              Comment


              • #17
                Alphas and de facto alphas are for hackers, not end users

                Originally posted by talvik View Post
                And that's why Fedora isn't used in anywhere but OSS devs workstations. Fedora makes Debian Unstable and OpenSuse Factory look like enterprise mission critical rock solid software.

                BTW Ubuntu sometimes packages snapshots and it gives nothing but headaches, not to mention shipping their own in-house alpha quality crap.
                I would not want everyone to stop shipping alphas! Mint has that habit, so if you want to play with Cinnamon while it is under development you use the Ubuntu PPA for it. That's one of the reasons I "roll my own" from Ubuntu's base, installing the Cinnamon, KDE, and IceWM desktops, plus GNOME for testing when it can be installed.

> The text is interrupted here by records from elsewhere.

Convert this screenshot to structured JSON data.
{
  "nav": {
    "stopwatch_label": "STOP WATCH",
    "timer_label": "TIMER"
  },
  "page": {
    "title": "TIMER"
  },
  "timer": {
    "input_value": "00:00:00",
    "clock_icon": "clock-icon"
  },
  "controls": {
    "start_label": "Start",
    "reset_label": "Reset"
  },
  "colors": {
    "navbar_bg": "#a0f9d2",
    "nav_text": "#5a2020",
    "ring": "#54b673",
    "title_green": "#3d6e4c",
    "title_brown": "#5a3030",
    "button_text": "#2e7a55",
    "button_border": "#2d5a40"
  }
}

Some GNOME alphas are incompatable with Cinnamon, they get to wait.

                As for OpenGL performance, I have used the xorg-edgers PPA since the days when it was needed to run the "evergreen" ATI cards, and the PPA kernels since the days of of LInux 3.5 showing big gains in video performance on AMD. Hell, the VDPAU and power management code drops were enough to get me to run the "drm-next" kernels from that PPA when each of those came out, with good results. Running true alphas with PPA's, I probably rarely see Ubuntu's default performance, it has little effect on me.

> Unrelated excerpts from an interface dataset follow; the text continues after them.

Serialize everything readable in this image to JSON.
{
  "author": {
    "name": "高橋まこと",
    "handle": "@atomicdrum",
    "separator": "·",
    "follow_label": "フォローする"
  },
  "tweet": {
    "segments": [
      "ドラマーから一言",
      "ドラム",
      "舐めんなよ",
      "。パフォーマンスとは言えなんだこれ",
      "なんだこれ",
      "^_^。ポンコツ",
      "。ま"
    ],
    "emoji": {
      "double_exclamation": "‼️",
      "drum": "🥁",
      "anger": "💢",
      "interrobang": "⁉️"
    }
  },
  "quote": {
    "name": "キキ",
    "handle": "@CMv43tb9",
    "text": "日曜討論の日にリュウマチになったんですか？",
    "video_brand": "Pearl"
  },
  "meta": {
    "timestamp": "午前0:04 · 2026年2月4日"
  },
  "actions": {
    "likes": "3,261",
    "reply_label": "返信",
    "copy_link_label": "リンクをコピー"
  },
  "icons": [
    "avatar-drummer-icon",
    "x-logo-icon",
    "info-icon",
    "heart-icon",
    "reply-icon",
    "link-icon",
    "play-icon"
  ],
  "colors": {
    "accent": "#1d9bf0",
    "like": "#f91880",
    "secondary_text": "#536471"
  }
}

                You don't expect alphas to always work with the newst update being tested, which is why you ALWAYS need to have a known good snapshot (ANY good snapshot) on another partition. I just keep a "root" and "root2" logical volume in LVM over cryptsetup, if I get a nasty surprise booting root2 gets things running until I find the bug. Sometimes finding a bad update requires copying root2 to root, then updating one package at a time until the bug returns, then rolling that back and filing the bug report.

                If alphas (perhaps Fedora can be seen as RHEL alpha version?) were not tested by people like me, guess who would get to find all the bugs? What does suck is when alphas are treated as end user products. Maybe what Ubuntu needs to do is switch the 6 month releases to a rolling release following Debian Unstable continuously, then switch the development effort the 6 month snapshot consume to backporting newer versions of top level applications to the current LTS. Same as payware users: A paid movie maker using a paid video editor wants the new version of the video editor without having to install a new version of Windoze. Doing that in Ubuntu means PPAs or compiling your own. The price Windows pays for the easy updates is that each program is installed to its own folder full of libraries, almost like portable versions of Linux software but not quite. The result is software that is not truly portable-but which still balloon a Windows install to 30GB plus in many cases. Yes, Ubuntu is considering adding a new package installer for that model, if they use it for all top-level apps a lot of people using tiny SSD's as system drives are in for trouble.
                Last edited by Luke; 10-07-2013, 01:37 PM.

                Comment


                • #18
                  Originally posted by talvik View Post
                  And that's why Fedora isn't used in anywhere but OSS devs workstations. Fedora makes Debian Unstable and OpenSuse Factory look like enterprise mission critical rock solid software.
                  That argument is limited due to spins releases

                  Comment

                  Working...
                  X